    MavenThis supports the Maven widget and search functionality. (Privacy Policy)
    Google AdSenseThis is an ad network. (Privacy Policy)
    Google DoubleClickGoogle provides ad serving technology and runs an ad network. (Privacy Policy)
    Index ExchangeThis is an ad network. (Privacy Policy)
    SovrnThis is an ad network. (Privacy Policy)
    Facebook AdsThis is an ad network. (Privacy Policy)
    Amazon Unified Ad MarketplaceThis is an ad network. (Privacy Policy)
    AppNexusThis is an ad network. (Privacy Policy)
    OpenxThis is an ad network. (Privacy Policy)
    Rubicon ProjectThis is an ad network. (Privacy Policy)
    TripleLiftThis is an ad network. (Privacy Policy)

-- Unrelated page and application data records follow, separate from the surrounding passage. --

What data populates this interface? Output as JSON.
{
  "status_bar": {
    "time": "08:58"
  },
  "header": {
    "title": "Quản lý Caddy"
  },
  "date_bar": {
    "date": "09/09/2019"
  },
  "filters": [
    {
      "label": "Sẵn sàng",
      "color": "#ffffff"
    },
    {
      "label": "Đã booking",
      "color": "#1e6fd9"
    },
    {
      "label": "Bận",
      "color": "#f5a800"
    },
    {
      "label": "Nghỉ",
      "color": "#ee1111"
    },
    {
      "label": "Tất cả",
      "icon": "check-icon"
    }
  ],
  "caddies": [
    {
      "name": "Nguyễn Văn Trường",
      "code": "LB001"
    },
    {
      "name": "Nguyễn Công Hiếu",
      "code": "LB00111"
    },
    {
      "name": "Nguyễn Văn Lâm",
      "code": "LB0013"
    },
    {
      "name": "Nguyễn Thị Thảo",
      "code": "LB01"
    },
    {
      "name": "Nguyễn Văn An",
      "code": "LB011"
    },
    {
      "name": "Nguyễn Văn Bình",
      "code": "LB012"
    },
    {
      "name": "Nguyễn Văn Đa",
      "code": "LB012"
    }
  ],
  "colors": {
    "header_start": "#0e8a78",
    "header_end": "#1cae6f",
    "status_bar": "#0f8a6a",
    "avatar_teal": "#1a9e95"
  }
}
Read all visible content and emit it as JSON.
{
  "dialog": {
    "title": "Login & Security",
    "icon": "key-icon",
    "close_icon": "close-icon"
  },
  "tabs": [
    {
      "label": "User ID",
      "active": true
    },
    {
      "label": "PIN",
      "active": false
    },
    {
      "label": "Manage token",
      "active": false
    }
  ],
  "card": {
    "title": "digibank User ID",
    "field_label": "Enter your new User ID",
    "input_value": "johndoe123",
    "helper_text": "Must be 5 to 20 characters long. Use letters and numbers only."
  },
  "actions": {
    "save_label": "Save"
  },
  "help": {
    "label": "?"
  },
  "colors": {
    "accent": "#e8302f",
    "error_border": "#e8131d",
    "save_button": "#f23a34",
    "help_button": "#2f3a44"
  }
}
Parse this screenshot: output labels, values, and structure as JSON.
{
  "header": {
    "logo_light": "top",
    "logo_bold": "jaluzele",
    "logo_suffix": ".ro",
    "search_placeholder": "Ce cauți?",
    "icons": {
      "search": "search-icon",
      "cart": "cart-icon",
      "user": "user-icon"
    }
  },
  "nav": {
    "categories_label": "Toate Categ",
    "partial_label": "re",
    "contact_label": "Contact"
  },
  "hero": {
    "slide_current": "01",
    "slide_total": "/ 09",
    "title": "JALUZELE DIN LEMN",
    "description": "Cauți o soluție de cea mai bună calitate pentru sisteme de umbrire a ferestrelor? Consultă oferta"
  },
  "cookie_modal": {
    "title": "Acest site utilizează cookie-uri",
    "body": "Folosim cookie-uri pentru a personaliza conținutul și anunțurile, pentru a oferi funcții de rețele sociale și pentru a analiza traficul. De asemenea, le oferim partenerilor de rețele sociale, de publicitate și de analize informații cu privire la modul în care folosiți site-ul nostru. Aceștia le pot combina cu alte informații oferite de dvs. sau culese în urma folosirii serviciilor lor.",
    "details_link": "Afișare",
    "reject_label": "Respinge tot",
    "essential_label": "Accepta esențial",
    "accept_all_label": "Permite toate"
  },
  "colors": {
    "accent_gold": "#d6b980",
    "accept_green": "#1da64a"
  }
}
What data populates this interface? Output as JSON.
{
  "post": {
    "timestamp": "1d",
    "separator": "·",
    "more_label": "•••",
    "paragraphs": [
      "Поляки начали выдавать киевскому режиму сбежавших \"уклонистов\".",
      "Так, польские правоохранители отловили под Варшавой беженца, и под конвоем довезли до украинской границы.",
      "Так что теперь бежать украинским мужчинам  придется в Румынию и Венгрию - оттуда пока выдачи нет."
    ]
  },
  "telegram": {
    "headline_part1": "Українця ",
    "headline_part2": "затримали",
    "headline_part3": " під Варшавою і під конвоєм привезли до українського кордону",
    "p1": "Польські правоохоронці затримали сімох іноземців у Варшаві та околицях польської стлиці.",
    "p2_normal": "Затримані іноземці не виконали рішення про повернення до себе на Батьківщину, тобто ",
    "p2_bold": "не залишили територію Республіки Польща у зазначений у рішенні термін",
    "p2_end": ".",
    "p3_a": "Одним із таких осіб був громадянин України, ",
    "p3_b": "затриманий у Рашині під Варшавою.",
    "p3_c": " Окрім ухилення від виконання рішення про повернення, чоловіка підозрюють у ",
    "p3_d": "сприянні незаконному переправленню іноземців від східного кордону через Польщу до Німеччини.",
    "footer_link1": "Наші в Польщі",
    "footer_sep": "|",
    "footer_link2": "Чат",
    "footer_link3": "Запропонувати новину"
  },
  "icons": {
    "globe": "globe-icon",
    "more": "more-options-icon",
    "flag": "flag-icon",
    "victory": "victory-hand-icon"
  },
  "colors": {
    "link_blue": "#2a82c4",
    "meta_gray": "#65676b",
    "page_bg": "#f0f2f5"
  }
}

    Say MediaWe partner with Say Media to deliver ad campaigns on our sites. (Privacy Policy)
    Remarketing PixelsWe may use remarketing pixels from advertising networks such as Google AdWords, Bing Ads, and Facebook in order to advertise the HubPages Service to people that have visited our sites.
    Conversion Tracking PixelsWe may use conversion tracking pixels from advertising networks such as Google AdWords, Bing Ads, and Facebook in order to identify when an advertisement has successfully resulted in the desired action, such as signing up for the HubPages Service or publishing an article on the HubPages Service.
    Author Google AnalyticsThis is used to provide traffic data and reports to the authors of articles on the HubPages Service. (Privacy Policy)
    ComscoreComScore is a media measurement and analytics company providing marketing data and analytics to enterprises, media and advertising agencies, and publishers. Non-consent will result in ComScore only processing obfuscated personal data. (Privacy Policy)
    Amazon Tracking PixelSome articles display amazon products as part of the Amazon Affiliate program, this pixel provides traffic statistics for those products (Privacy Policy)
    ClickscoThis is a data management platform studying reader behavior (Privacy Policy)